I affirm that upon appointment to the Gambia Bench, I took the judicial oath of office “…to administer justice, according to law, to all manner of people without fear or favour, affection or ill-will…” I had to dispense justice, according to law, and not according to my wishes and biases.

Who is Barrister Jahateh?

She is a female human rights lawyer in The Gambia.  She worked on the Prison Fellowship International project for a fee.  And I was paid extra, because I had to forgo my summer vacation to work on the project.

Sources say only specific cases were brought to your court for decision. Most were convicted because a Special Prosecution Unit was established to prepare cases against perceived opponents or persons of interest?

The special division of the criminal court did not start with me... it began with Justice Moses Richards Johnson and later Justice Ikpala Joseph and I was the third Judge to sit in that court. The idea behind that special division as I knew it was to fast-track serious offences.

What constitutes “serious offences?”

Serious offences:  murder, rape, treason, sedition, economic crimes, infanticide, etc.

You sent at least three journalists to prison. Was there any reason for this attitude towards the journalists? A life imprisonment for Dr. Scattred Janneh for T-shirt distribution….? etc.

Scattered Janneh was found guilty and convicted as charged for treason... I gave him the sentence required by the Gambian law.

And journalists?

I think my court was most accessible to journalists than any other court. No quarrel with them at all.

Sidiq Asemota, Abdul Hamid Adiamoh, Lamin Njie were all sent to prison for contempt?

Asemota misrepresented the facts of a particular case in a way that suggested that I was reckless.... some foreigners were arrested for bypassing the Gamcel Gateway and making a particular high amount in the process... they pleaded guilty and as I was going to pass the sentence, the DPP started pleading that I should impose a lesser amount than the actual loss as fines for them to pay... the economic crimes law requires the full payment as fines... the DPP decided to amend the charge to reflect a lesser amount for which the convicts were ordered to pay...

But Asemota reported that the criminals pleaded guilty on the high amount and I asked them to pay a lesser sum... he was not even in court and I later understood he acted on the instructions of the DPP.  I ordered for his arrest, because it is contempt to misrepresent a court judgment.

I was not responsible for the arrest of Adiamoh.  In the case of Lamin Njie, he inaccurately published a court ruling even before it was delivered... And that is contempt.

Alhagie Jobe.... Daily Observer editor?

Alhagie Jobe was held in preventive custody... he would have been killed if released on bail... he knows this very well...

Who would have killed him?

Verify this from him and he would open up to you. I don’t want to embarrass him by revealing details that he might not want to be public.

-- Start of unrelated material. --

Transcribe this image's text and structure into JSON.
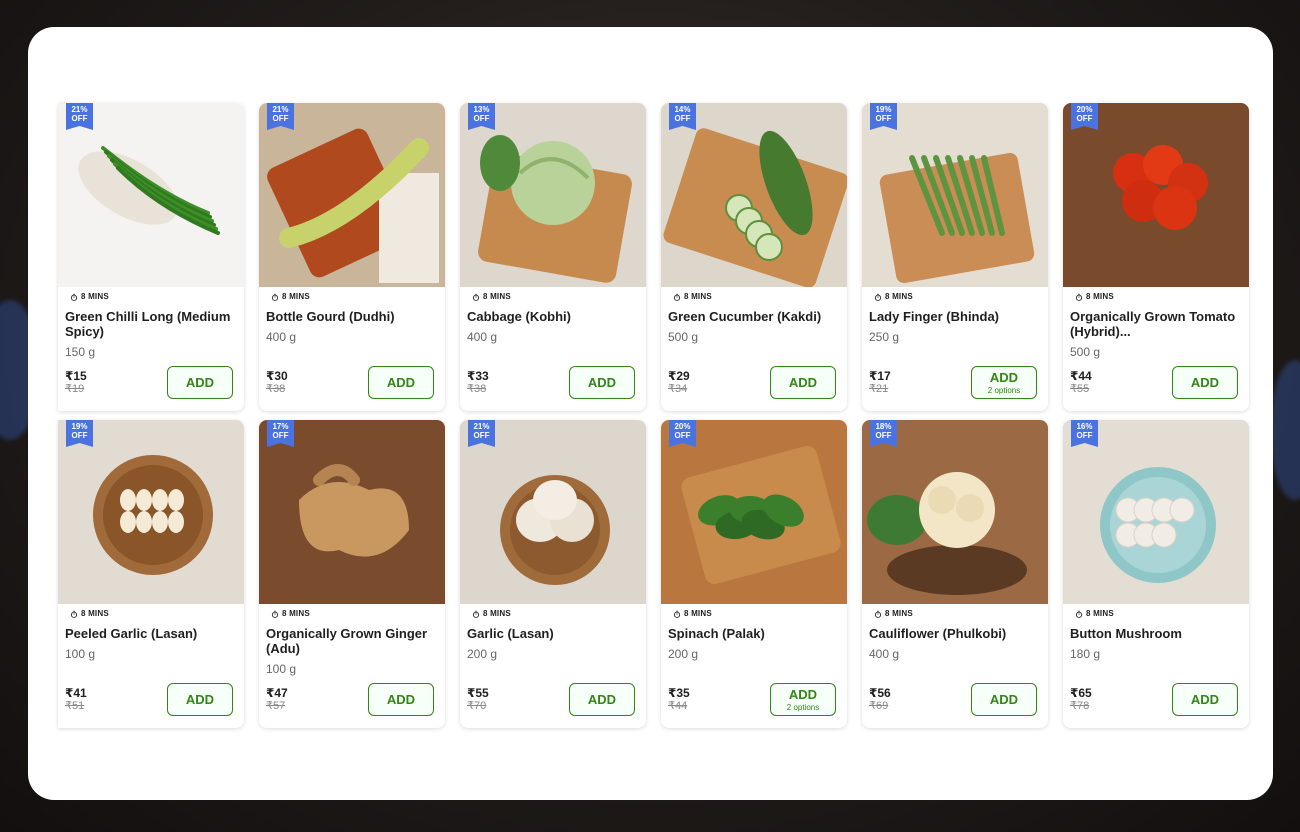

Ok. I Understand. Have you ever met or spoken with Jammeh about your work?

Not at all.... I met him about three times during my swearing in as a Judge; during the submission of the report of my Commission of Inquiry; and during the swearing in of Chief Justice Agyemang.  I never met him privately. I never met him officially or otherwise about my work.

Well. Thanks for taking your time and talking to me.

Thank-you for creating time to find out the truth. God bless you. 

Source: Picture: Justice Emmanuel Nkea